The aim of this work package is to conduct research focusing on converging technologies and networked ecosystems.
Predicting the future and the evolving of the contemporary, unified Internet into a heterogeneously networked Ecosystem of Ecosystems, demands the study and design of ecosystem architectures and protocols. Besides the technical challenges, there are also significant legal questions to answer, starting from the legality of access to data in multiple (remote) multi-jurisdictional environments and ending with the protection of European key-values such as data (privacy) protection.
Data protection in networked ecosystems

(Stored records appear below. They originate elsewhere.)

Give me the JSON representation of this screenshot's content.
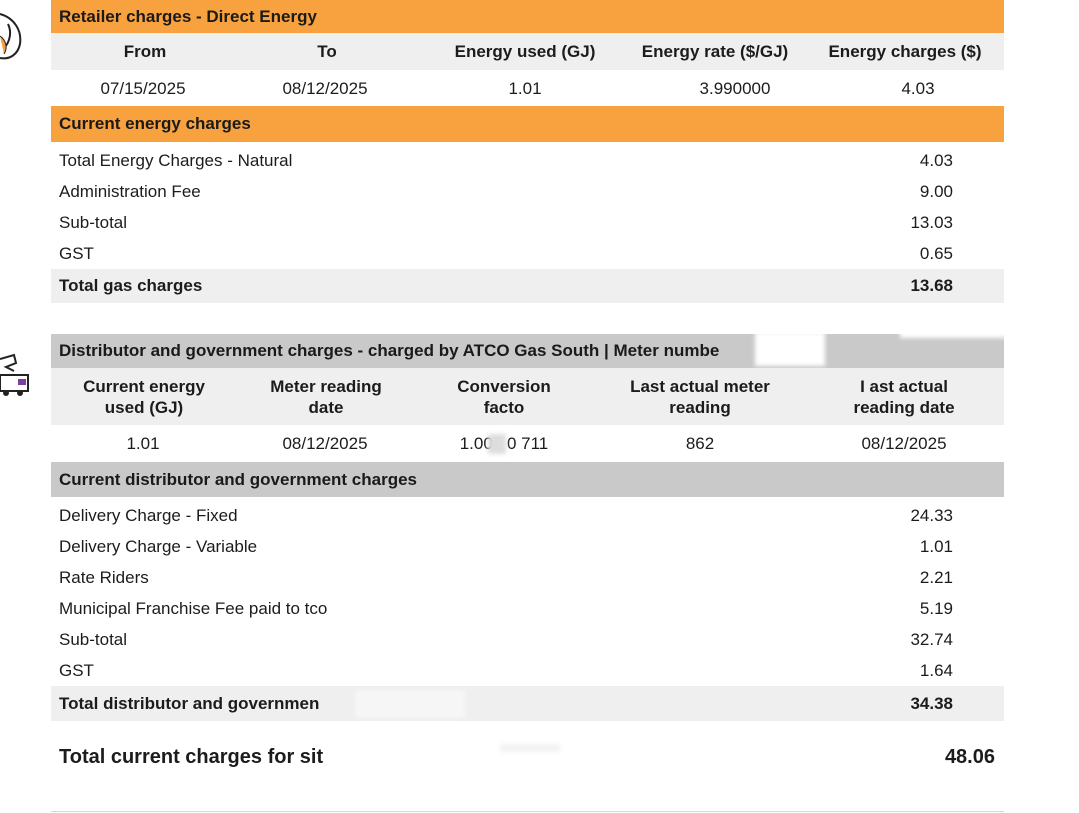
{
  "retailer": {
    "title": "Retailer charges - Direct Energy",
    "headers": [
      "From",
      "To",
      "Energy used (GJ)",
      "Energy rate ($/GJ)",
      "Energy charges ($)"
    ],
    "row": [
      "07/15/2025",
      "08/12/2025",
      "1.01",
      "3.990000",
      "4.03"
    ]
  },
  "current_energy": {
    "title": "Current energy charges",
    "lines": [
      {
        "label": "Total Energy Charges - Natural",
        "value": "4.03"
      },
      {
        "label": "Administration Fee",
        "value": "9.00"
      },
      {
        "label": "Sub-total",
        "value": "13.03"
      },
      {
        "label": "GST",
        "value": "0.65"
      }
    ],
    "total": {
      "label": "Total gas charges",
      "value": "13.68"
    }
  },
  "distributor": {
    "title": "Distributor and government charges - charged by  ATCO Gas South | Meter numbe",
    "headers": [
      [
        "Current energy",
        "used (GJ)"
      ],
      [
        "Meter reading",
        "date"
      ],
      [
        "Conversion",
        "facto"
      ],
      [
        "Last actual meter",
        "reading"
      ],
      [
        "I ast actual",
        "reading date"
      ]
    ],
    "row": [
      "1.01",
      "08/12/2025",
      "1.000  0  711",
      "862",
      "08/12/2025"
    ]
  },
  "current_distributor": {
    "title": "Current distributor and government charges",
    "lines": [
      {
        "label": "Delivery Charge - Fixed",
        "value": "24.33"
      },
      {
        "label": "Delivery Charge - Variable",
        "value": "1.01"
      },
      {
        "label": "Rate Riders",
        "value": "2.21"
      },
      {
        "label": "Municipal Franchise Fee paid to  tco",
        "value": "5.19"
      },
      {
        "label": "Sub-total",
        "value": "32.74"
      },
      {
        "label": "GST",
        "value": "1.64"
      }
    ],
    "total": {
      "label": "Total distributor and governmen",
      "value": "34.38"
    }
  },
  "grand_total": {
    "label": "Total current charges for sit",
    "value": "48.06"
  },
  "colors": {
    "orange": "#f7a23e",
    "grey": "#c9c9c9",
    "light_row": "#efefef"
  },
  "icons": [
    "logo-fragment-icon",
    "truck-fragment-icon"
  ]
}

So-called “sticky (data) policies” regulate data exchange, processing, aggregation and storage. In an ever-growing networked ecosystem the aggregation of data and their attached (sticky) policies will lead to an exponential growth of data and policies that yield to a semantic and computational complexity impossible to handle in real-world environments. In view of this Task 1.1 will explore the benefit/cost balance of sticky data policies in the light of data (privacy) protection and forensic readiness. ESR2: research will focus on understanding how system interoperability is affected by the sticky data policies. The aim is to design a theoretical concept for sticky data policies in a distributed and service-oriented IT ecosystem.
Digital Forensics for crime prevention and intelligence analysis
Fraud detection and criminal analysis in the modern digitally-connected society is becoming increasingly data intensive and widely distributed. This task will contribute to the analysis of fraud and crime by using advanced computational methods and resource intense computing architectures. This task will explore the technological and social-technical controls in the acquisition and analysis of digital evidence, i.e. native digital evidence and digitized physical evidence, such as paper documents. Further-on, advanced computational models shall be designed and implemented as a proof of concept.
Cryptography and end-to-end trust assurance
Advances in cryptographic tools and their increasing use in private communications require a change in the design of architectures for legal interception. This task will study the technological challenges produced by encryption to the development of surveillance technology.